Why then choose “differently abled?” It comes down to attitudes about diversity. Commercial audiences don’t donate their time to see performers who are “dis” or “not-abled” perform less well in a role than an able-bodied person. The prefix “dis” means “the opposite of” normal; that’s what broader society hears in the term disabled—a synonym for handicapped. It's the wrong way to advocate for advancements on the stage if we're focusing on the value of diversity: a person's abilities (as an actor/storyteller/artist) rather than their limitations. This doesn’t mean differently-abled actors can only play specific roles, but it does mean we should think twice before casting able-bodied performers in roles that require additional skill sets.

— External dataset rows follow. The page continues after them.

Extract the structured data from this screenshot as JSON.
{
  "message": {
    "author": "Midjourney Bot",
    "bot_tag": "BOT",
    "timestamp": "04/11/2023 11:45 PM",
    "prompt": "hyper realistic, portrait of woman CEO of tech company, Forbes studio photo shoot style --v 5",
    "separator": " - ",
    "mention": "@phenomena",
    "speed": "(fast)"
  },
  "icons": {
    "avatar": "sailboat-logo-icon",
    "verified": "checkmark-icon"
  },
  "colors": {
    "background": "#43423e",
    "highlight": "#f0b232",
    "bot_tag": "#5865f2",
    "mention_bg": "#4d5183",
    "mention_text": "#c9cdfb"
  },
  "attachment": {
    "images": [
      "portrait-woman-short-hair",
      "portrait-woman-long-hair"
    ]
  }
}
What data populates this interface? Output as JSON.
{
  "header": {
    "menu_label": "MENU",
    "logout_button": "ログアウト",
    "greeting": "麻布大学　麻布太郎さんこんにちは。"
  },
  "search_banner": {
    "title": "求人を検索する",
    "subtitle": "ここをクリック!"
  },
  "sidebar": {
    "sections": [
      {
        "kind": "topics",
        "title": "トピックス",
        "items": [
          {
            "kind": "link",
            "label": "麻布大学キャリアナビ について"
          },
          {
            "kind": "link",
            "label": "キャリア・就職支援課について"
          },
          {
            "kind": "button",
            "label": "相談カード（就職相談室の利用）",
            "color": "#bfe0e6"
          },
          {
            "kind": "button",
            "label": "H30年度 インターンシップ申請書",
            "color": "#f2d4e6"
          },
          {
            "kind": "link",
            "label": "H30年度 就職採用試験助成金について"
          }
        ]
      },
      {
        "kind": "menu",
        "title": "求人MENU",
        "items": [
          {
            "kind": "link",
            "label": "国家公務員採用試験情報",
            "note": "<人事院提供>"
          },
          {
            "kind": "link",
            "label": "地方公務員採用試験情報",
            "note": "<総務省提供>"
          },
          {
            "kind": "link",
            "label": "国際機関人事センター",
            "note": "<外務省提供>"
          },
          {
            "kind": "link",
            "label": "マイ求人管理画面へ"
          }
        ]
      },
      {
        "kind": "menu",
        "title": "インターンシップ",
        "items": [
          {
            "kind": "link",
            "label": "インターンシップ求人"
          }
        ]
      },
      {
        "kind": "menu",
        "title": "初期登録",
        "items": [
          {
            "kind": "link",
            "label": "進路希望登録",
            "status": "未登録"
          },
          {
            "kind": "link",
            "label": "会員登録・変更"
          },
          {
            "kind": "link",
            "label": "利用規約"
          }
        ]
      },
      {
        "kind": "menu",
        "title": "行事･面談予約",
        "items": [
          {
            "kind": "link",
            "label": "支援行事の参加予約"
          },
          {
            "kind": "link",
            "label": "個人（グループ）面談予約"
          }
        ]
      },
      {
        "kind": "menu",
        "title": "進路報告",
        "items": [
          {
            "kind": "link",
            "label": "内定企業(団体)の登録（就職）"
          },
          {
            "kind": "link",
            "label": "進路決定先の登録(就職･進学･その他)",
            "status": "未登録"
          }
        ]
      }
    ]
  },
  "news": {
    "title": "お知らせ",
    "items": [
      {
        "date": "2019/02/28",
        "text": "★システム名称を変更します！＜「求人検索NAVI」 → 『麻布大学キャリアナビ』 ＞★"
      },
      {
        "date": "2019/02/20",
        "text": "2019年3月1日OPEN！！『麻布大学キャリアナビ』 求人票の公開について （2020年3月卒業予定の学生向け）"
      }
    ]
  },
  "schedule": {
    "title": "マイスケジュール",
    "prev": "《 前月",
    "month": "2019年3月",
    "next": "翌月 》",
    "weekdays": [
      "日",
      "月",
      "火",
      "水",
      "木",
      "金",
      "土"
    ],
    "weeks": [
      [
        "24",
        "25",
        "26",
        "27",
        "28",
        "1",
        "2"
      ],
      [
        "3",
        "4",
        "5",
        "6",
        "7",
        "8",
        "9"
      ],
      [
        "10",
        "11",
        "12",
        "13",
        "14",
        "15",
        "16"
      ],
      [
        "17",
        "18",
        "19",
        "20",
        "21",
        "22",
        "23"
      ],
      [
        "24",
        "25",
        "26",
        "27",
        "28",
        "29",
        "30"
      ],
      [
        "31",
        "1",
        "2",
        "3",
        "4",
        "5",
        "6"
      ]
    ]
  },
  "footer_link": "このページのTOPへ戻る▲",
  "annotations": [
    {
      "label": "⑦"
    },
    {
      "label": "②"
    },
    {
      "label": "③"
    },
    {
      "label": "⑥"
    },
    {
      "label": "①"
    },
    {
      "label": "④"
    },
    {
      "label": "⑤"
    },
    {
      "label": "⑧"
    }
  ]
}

When casting directors use the term “differently abled,” it is a way of acknowledging other skills present in the person who has a disability—they have a disability and they have abilities. Without acknowledging these skills, casting directors may not see the need to cast representatively. Deaf actors in R+J: The Vineyard were able to manipulate sign language differently than hearing actors, for example. Because they aren’t distracted by sound, they explained that their brains have become tuned to see every intricacy. They have what the Deaf community refers to as "Deaf eyes." While a hearing actor can imitate hearing-loss, can they perform “Deaf Gain?” When we provide differently abled performers the opportunity to bring their whole selves to the stage, not only do the performers and the theatrical community benefit—so does the audience in the form of authenticity.

Moon by Aaron Sawyer featuring Brendan Connelly and McKenna Liesman.

Identity politics are preventing performances
Societal change is happening but is not being adequately reflected on our stages. Casting politics are in flux, and many issues remain unclear. How do theatres legally and responsibly ask for the voluntary disclosure of artists who are differently abled? How do casting directors navigate the spectrum of availability, talent, and ability? What physical or cognitive limitations are allowed to be acted without direct, personal experience? Are there any physical or mental limitations that must be portrayed by an actor without a disability due to the rigors of theatrical production? If no real world individual is available who has attributes mirroring the character in question, are all plays with such characters forbidden? Can a differently abled playwright choose to have their perspectives performed rather than shelved due to concerns over casting?

These are difficult questions
No answers are possible without first hosting open auditions for performers who are differently abled in your community. Prepare well, interact with local leaders, and choose your words carefully. Person-first language acknowledges that we are looking at individuals: their abilities and capabilities. Truly seeing someone for who they are and what they can do is more time consuming than using a label and presuming they are like everyone else in that group. We are all familiar with sexism, racism, and ageism. It’s time to make ableism, a bias against those who have a sensory, cognitive or motor impairment, just as universally understood.

You can’t do it all.
No theatre company can be all things to all people. Any successful collaboration will require a genuine and lasting relationship with whatever community is being represented. By hosting open auditions for performers who are differently abled and involving members of that community at all stages of production, theatres will move closer toward revealing the full breadth of the human condition. What a wonderful ideal.